- Reduce stock to 2-3 quarts.
- Allow stock to cool.
- Once cooled to room temp, add gelatin and mix in with a whisk or fork. Allow gelatin to absorb liquid.
- Preheat oven to 425* If you have a convection oven, use the convection setting.
- Peel and chop onions.
- Rinse, deseed, and chop peppers.
- Place chopped onions and peppers on a baking sheet, sprinkle with about 1 tablespoon sea salt.
- Roast onions and peppers in the oven.
- Once gelatin has absorbed the stock and is thick, heat over medium-low heat for 15 minutes, or until melted.
- Continue rinsing, peeling, and chopping other vegetables.
- Once gelatin is melted, remove from heat and allow to cool. Transfer to fridge once close to room temperature (or cover and place outside where the cold winter air can cool it for free!)
- Roast the rest of the vegetables in shallow pans or dishes in the same manner as the onions and peppers. Roast with similar colors together.
- Once vegetables are starting to brown at the edges (about 20 minutes of roasting), remove from oven and put new vegetables in until all vegetables have been roasted.
- Allow vegetables to cool.
- Once gelatin/broth mixture is solidified, cut into 2"x2" squares.
- Transfer vegetables to bags in desired amounts and combinations and add 1 tablespoon of salt and ½-1 teaspoon of 2-3 of the seasonings, in different combinations.
- Add one-two broth cubes to each bag.
- Fill a saucepan, stock pot, or crock pot ½ to ¾ full with vegetables from the soup pack.
- Cover frozen vegetables with filtered water.
- Slow cooker: Cook on low for 8-10 hours, high for 4-6.
- Stove top: Cook over medium heat, covered, until brought to a simmer. Reduce heat to low and cook an additional 30 minutes, until heated through.
Flavor combinations and reheating instructions:
Curried Butternut Squash:
1 part onion
4 parts butternut squash
1 teaspoon ginger
1 tablespoon granulated garlic
Top with coconut milk after pureeing.
Classic Chicken Soup:
1 part each of the vegetables
1 tablespoon dried basil
1 teaspoon dried oregano
After cooking, do not puree.
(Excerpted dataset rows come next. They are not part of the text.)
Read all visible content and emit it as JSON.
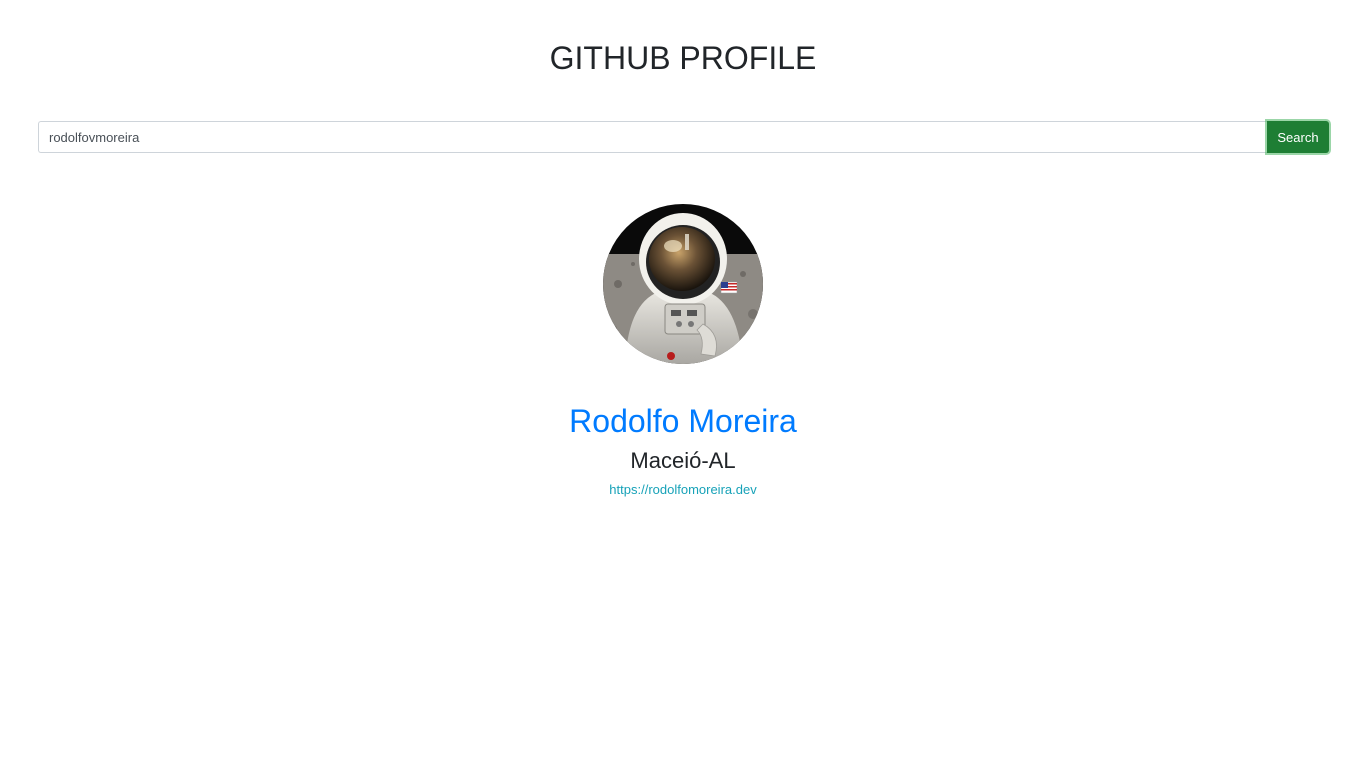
{
  "header": {
    "title": "GITHUB PROFILE"
  },
  "search": {
    "value": "rodolfovmoreira",
    "button_label": "Search"
  },
  "profile": {
    "avatar_icon": "astronaut-avatar",
    "name": "Rodolfo Moreira",
    "location": "Maceió-AL",
    "website": "https://rodolfomoreira.dev"
  },
  "colors": {
    "name_link": "#007bff",
    "website_link": "#17a2b8",
    "search_button": "#1e7e34"
  }
}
Add 2 cups cooked, diced chicken during the last 20 minutes of cooking.
2 parts roasted carrots
2 parts roasted butternut squash
1 part onions
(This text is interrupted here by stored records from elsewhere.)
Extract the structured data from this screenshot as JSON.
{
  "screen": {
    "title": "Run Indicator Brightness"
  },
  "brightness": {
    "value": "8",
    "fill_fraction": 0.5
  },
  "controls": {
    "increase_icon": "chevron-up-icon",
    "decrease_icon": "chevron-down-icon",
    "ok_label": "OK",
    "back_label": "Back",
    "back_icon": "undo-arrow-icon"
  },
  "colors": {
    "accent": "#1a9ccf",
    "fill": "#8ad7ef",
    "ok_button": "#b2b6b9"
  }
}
1 teaspoon smoked paprika
Cook, then puree with an immersion blender. Top with a sprinkle of paprika before serving.
Click Here to get full written directions & video sent to your email
- Use in-season inexpensive vegetables for substantial cost savings.
- Sharpen your knives! Hopefully your knives came with a sharpener. If cutting up the veggies seems tedious, take 30 seconds to sharpen your knife and the job will go so much faster.
- Different flavors can be made by using different seasonings, and different combinations of vegetables.
- If you don’t have a convection oven (convection ovens have a fan to help distribute heat evenly) you may need to turn your trays of vegetables as they roast, especially if you’re cramming your oven full like I did.
- Store in zip-top bags, write what is included on the label.
- Top with fresh-pressed olive oil, coconut milk, yogurt, fresh lemon juice, or fresh herbs like snipped chives after serving.
- Add pre-cooked cubed meat (a great way to extend leftovers!) during the last 20 minutes of cooking for a full meal, or serve as a light lunch, side dish or starter without the meat.
If you loved this idea, you’ll love my Freezer Cooking Class, where I teach you how to fill your freezer quickly and easily with nutrient-rich delicious paleo meals in just 4 hours (or less!) Learn more here.